His boldly-handled and richly-coloured semi-abstracts, influenced by the School of Paris, established Donald Hamilton Fraser as one of the most distinctive British Modernist painters of the immediate post-war generation. Though he was of Scottish descent, Donald Hamilton Fraser was born in London on 30 July 1929, the son of the antiques dealer, Donald Fraser, and his wife, Dorothy (née Lang). During the Second World War, his family moved constantly and, while he spent some time at Maidenhead Grammar School, he often had to change school. Nevertheless, he developed an interest in literature, reading voraciously and writing poetry, and he began to train as a journalist with Kemsley Newspapers.

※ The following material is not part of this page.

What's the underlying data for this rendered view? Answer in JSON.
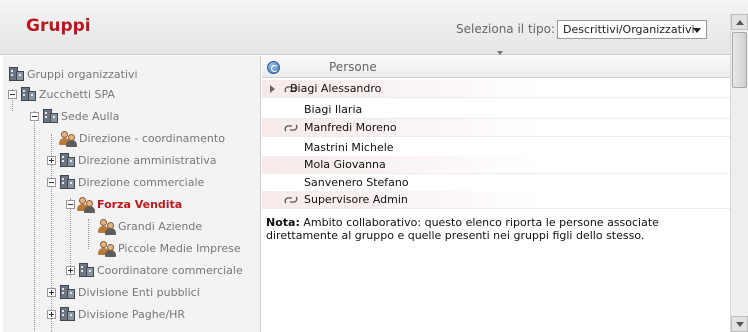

During a period of national service in the Royal Air Force (1947-49), Fraser became increasingly interested in the visual arts, and studied at St Martin’s School of Art, first in evening classes and, on his release, as a full-time student (1949-52). His precocious ability to gain external commissions provoked the envy of some of teachers, but soon led to his first solo show at the prestigious London gallery, Gimpel Fils, in 1953. Gaining a French government scholarship to Paris, he lived in the city in the years 1953-54, a brief but formative period that had a significant influence on the development of his work. It was also in Paris, at the British Embassy in 1954, that he married the graphic designer, Judith Wentworth-Sheilds, whom he had met at St Martin’s. (Together they would have one daughter.)
On returning to London in 1954, Fraser supported himself by writing for Arts Review, while establishing himself as a painter.
His ability to devote himself fully to his art was marked, in 1956, by a solo show at Galerie Craven, in Paris. Then, in 1957, he took up an invitation from Carel Weight to teach at the Royal College of Art for one day a week; he continued to do so for 25 years, becoming a Fellow of the RCA in 1970, and an Honorary Fellow in 1984. He became one of the most prolific and widely exhibited of British artists, with his work being shown nationally as well as throughout America and Japan. In addition to Gimpel Fils, he frequently held solo shows at Paul Rosenberg & Co, in New York (the American dealer of Nicolas de Staël, whom he admired).
In 1969, Fraser and his family moved to Henley-on-Thames, and settled into a pair of converted cottages that would remain his home until his death. From 1977, he would hold solo shows locally at the Bohun Galleries. Exhibiting increasingly at the Royal Academy, he was elected an Associate in 1975, and a full Royal Academician a decade later, becoming Honorary Curator in 1992. He held a number of official roles: Honorary Secretary (1975-81) and then Chairman (1981-87) of the Artists’ General Benevolent Institution; a member of the Royal Fine Art Commission (1986-99); and Vice-President of the Royal Overseas League (1986-2009).
A highly civilised man with interests in literature and music, Fraser was particularly knowledgeable about ballet, writing a book on the subject, entitled Dancers (1989), and producing many drawings and paintings of dancers in a naturalistic style, which contrasted with the semi-abstraction of his landscapes. Two retrospectives of his work were held in London in the summer of 2009 – at Arthur Ackerman and the CCA Galleries – not long before his death on 2 September.
Further reading ‘Donald Hamilton Fraser’ [obituary], Daily Telegraph, 4 September 2009; ‘Donald Hamilton Fraser: Painter’ [obituary], The Times, 19 September 2009; Clare Hinton, Donald Hamilton Fraser. A retrospective: metamorphosis not metaphor, Tilford: CCA Galleries/Aldershot: Lund Humphries, 2009; William Packer, ‘Donald Hamilton Fraser’ [obituary], Guardian, 7 September 2009